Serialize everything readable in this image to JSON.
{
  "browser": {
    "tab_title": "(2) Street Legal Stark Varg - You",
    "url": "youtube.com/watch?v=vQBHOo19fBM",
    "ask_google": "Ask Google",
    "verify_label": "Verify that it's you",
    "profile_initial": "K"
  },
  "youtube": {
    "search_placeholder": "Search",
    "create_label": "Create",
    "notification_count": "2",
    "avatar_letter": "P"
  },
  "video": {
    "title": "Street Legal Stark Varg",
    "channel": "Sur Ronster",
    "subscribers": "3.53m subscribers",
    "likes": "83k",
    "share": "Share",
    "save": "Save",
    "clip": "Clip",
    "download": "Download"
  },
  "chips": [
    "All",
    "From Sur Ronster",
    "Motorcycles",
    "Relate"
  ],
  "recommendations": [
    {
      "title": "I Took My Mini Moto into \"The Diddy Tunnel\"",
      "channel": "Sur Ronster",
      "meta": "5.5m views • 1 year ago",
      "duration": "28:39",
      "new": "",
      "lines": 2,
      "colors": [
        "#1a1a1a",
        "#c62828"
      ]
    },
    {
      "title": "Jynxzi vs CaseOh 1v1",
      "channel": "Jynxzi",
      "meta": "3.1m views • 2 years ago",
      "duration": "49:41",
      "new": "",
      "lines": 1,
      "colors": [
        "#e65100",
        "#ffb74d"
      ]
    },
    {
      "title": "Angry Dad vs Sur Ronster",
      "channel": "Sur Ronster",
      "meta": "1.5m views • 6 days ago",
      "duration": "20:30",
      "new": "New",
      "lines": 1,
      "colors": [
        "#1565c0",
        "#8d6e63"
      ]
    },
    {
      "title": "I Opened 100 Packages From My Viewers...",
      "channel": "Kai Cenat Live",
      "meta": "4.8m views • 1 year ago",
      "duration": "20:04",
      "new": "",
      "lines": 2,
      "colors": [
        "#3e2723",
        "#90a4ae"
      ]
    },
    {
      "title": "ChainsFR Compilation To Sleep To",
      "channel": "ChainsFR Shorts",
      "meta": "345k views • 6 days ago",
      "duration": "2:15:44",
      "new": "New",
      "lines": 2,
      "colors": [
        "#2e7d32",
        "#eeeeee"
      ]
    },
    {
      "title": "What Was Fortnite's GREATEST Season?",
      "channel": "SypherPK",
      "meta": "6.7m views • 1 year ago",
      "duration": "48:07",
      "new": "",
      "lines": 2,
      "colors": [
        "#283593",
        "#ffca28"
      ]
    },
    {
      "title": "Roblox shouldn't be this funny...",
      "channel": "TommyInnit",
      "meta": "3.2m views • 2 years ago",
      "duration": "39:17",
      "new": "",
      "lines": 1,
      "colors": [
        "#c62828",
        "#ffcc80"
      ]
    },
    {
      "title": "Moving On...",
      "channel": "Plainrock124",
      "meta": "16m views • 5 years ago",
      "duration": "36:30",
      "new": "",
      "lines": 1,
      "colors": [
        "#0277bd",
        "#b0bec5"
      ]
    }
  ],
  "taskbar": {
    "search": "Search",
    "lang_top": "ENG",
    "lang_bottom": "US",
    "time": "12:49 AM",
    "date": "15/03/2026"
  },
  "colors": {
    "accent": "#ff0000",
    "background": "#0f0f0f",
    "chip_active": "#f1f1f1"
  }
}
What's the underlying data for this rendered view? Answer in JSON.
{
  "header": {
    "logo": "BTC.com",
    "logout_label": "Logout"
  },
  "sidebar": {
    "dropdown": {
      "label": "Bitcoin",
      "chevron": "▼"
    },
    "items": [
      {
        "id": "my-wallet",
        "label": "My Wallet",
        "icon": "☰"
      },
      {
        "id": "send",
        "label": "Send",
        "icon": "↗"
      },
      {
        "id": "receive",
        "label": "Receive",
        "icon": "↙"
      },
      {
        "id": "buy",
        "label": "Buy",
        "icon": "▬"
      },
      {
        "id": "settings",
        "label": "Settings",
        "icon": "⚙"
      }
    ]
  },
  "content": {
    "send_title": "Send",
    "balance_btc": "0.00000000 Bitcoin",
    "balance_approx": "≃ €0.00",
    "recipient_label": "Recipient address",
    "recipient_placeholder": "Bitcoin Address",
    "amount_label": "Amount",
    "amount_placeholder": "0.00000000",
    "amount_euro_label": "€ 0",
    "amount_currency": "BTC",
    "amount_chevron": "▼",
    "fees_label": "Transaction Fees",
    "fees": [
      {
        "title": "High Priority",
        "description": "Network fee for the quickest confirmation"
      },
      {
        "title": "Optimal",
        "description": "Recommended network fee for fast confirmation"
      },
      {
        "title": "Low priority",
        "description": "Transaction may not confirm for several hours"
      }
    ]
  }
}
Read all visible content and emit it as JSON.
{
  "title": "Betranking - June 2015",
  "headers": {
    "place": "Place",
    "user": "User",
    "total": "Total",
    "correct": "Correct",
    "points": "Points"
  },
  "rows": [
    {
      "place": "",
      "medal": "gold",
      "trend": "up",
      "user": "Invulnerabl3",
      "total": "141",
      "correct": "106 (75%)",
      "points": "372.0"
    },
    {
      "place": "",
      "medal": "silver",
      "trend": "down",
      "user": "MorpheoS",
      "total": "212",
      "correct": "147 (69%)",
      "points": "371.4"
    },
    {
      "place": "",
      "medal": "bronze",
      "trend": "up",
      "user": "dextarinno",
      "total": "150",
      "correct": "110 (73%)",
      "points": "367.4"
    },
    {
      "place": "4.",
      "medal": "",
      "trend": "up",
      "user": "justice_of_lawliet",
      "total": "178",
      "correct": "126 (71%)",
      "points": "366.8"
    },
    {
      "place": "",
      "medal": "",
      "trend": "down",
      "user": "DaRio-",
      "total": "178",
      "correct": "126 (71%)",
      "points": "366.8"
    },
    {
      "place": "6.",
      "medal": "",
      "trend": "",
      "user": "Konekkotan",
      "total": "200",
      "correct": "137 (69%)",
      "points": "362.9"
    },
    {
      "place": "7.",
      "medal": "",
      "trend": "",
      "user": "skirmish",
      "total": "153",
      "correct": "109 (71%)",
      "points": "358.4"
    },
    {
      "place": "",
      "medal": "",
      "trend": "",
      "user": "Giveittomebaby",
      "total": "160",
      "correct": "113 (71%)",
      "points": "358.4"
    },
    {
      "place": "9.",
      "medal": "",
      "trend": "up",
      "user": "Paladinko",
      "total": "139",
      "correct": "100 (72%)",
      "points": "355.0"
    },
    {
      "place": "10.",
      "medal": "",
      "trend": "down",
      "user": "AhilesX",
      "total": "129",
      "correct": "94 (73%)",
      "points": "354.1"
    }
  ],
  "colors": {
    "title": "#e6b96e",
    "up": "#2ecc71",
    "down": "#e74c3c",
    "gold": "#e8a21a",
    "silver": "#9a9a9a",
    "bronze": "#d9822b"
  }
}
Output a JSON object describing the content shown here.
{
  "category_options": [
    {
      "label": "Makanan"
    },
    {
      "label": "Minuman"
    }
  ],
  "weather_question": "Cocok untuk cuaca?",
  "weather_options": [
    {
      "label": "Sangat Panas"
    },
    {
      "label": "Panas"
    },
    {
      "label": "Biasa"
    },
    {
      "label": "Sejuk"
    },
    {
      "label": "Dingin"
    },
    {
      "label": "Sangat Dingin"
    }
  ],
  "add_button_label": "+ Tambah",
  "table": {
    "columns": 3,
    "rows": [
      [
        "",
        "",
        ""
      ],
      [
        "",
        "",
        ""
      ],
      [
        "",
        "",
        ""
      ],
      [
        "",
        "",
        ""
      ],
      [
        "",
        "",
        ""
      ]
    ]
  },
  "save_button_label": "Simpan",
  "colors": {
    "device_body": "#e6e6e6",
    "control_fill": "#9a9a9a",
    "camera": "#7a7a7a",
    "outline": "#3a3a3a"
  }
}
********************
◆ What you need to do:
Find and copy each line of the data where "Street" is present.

◆ Answer for this exercise:
    "tab_title": "(2) Street Legal Stark Varg - You",
    "title": "Street Legal Stark Varg",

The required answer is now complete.